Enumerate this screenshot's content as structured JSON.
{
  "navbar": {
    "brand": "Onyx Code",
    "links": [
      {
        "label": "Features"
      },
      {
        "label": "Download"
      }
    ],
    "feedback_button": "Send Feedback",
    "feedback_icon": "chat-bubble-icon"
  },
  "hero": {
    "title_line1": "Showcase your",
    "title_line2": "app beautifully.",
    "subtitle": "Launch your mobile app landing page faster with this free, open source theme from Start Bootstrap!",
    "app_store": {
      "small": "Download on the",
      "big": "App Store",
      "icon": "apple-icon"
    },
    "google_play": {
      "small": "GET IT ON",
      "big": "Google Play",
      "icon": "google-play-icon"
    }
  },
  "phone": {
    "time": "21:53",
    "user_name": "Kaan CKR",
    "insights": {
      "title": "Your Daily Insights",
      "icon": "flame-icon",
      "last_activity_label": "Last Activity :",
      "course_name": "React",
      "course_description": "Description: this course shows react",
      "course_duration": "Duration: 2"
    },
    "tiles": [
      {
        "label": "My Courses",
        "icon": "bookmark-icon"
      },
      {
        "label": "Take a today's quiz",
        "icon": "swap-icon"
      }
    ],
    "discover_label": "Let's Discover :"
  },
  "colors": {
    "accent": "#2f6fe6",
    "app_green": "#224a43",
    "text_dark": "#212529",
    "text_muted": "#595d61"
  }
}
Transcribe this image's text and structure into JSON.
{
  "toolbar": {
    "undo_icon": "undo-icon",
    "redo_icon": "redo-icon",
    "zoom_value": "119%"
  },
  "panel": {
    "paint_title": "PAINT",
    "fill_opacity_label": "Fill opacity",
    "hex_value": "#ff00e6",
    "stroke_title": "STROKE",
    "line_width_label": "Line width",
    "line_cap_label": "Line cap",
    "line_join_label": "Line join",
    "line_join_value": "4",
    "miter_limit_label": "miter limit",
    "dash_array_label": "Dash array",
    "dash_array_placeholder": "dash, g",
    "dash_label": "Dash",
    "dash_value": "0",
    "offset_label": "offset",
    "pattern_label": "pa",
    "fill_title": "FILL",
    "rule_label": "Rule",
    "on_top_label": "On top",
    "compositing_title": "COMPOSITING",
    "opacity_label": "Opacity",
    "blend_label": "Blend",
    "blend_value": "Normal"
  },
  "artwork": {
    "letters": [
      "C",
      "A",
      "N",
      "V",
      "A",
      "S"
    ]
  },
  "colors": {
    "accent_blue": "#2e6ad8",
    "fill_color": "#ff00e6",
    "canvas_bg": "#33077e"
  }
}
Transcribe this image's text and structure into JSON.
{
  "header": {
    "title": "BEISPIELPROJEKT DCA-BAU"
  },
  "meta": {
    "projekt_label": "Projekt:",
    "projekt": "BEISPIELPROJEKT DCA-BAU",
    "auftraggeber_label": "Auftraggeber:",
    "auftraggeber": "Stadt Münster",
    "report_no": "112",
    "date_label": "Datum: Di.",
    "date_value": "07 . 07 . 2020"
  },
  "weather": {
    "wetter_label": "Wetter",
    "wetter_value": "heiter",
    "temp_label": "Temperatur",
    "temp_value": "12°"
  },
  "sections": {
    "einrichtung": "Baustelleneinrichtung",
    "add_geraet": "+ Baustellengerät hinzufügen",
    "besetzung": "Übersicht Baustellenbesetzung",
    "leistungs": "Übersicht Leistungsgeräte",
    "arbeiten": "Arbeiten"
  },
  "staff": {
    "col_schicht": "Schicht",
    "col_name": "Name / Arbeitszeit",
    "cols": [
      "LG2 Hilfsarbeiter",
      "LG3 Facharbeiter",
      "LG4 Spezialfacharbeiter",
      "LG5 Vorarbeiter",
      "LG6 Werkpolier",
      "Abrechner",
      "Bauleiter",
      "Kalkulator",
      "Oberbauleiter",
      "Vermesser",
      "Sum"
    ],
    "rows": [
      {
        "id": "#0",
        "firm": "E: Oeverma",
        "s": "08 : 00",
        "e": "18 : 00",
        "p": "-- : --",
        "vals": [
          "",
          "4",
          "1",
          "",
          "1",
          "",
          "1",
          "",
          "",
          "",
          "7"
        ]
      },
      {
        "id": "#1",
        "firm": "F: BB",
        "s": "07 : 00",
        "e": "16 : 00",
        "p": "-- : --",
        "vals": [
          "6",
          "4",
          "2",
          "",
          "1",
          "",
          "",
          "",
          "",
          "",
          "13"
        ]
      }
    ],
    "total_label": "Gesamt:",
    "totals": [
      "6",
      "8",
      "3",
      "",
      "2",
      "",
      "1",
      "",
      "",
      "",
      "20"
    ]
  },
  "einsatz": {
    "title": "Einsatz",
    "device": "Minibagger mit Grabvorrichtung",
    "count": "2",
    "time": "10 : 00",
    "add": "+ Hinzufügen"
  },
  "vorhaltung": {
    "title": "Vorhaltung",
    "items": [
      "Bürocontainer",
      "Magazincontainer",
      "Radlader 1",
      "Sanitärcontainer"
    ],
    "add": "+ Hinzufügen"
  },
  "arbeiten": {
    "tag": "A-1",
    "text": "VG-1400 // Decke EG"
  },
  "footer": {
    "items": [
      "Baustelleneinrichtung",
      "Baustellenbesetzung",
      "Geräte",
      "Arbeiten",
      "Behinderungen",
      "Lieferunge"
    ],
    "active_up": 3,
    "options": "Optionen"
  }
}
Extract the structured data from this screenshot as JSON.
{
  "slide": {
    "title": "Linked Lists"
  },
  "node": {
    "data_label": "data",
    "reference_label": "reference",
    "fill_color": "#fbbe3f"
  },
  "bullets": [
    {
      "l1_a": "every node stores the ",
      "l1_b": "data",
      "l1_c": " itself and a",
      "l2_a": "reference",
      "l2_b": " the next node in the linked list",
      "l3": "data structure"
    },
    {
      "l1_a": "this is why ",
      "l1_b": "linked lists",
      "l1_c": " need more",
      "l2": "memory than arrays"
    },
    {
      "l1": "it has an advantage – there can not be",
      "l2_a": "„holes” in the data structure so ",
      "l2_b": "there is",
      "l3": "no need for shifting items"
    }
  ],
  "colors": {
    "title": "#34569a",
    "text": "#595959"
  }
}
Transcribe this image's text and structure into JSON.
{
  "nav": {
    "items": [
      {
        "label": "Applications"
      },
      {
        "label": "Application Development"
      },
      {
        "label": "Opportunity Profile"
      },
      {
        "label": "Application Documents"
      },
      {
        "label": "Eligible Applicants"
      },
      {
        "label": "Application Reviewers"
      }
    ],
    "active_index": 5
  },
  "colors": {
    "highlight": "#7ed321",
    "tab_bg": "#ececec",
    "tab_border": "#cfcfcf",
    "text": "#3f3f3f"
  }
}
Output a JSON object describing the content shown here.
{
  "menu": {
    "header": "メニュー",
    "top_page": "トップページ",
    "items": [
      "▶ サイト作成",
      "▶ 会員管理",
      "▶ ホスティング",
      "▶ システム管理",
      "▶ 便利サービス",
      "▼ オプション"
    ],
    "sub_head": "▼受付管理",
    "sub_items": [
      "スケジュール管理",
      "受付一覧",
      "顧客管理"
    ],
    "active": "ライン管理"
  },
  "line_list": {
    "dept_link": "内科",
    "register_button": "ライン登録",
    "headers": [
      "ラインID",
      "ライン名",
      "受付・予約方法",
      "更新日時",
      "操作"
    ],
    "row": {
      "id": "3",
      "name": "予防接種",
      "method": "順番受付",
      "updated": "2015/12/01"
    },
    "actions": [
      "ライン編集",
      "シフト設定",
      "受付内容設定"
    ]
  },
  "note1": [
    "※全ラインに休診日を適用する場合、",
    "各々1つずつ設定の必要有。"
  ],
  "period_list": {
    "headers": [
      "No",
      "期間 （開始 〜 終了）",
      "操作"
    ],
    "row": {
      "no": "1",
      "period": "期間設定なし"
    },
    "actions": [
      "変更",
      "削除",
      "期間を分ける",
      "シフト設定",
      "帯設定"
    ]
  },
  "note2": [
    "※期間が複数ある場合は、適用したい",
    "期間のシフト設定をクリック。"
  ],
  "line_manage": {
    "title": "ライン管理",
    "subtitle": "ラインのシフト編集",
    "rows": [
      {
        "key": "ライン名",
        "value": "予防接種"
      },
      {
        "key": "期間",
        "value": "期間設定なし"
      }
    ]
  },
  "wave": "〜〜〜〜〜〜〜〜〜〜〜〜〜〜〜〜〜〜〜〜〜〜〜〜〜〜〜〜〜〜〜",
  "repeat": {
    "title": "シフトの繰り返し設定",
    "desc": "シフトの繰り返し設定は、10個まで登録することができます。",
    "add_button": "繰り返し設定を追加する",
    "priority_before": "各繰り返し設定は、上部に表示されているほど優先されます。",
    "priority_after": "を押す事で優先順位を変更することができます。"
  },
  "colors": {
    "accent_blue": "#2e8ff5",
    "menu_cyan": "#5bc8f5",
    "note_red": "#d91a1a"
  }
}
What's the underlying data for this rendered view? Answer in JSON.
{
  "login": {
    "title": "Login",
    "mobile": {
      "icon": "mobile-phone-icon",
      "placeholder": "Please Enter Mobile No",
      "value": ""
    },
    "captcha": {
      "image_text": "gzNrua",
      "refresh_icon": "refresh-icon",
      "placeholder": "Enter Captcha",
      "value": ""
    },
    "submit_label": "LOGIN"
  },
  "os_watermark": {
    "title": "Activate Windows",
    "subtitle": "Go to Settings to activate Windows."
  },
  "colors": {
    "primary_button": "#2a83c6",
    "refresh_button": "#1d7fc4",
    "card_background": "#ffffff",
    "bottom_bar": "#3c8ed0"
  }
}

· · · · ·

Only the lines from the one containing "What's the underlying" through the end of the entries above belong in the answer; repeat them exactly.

What's the underlying data for this rendered view? Answer in JSON.
{
  "login": {
    "title": "Login",
    "mobile": {
      "icon": "mobile-phone-icon",
      "placeholder": "Please Enter Mobile No",
      "value": ""
    },
    "captcha": {
      "image_text": "gzNrua",
      "refresh_icon": "refresh-icon",
      "placeholder": "Enter Captcha",
      "value": ""
    },
    "submit_label": "LOGIN"
  },
  "os_watermark": {
    "title": "Activate Windows",
    "subtitle": "Go to Settings to activate Windows."
  },
  "colors": {
    "primary_button": "#2a83c6",
    "refresh_button": "#1d7fc4",
    "card_background": "#ffffff",
    "bottom_bar": "#3c8ed0"
  }
}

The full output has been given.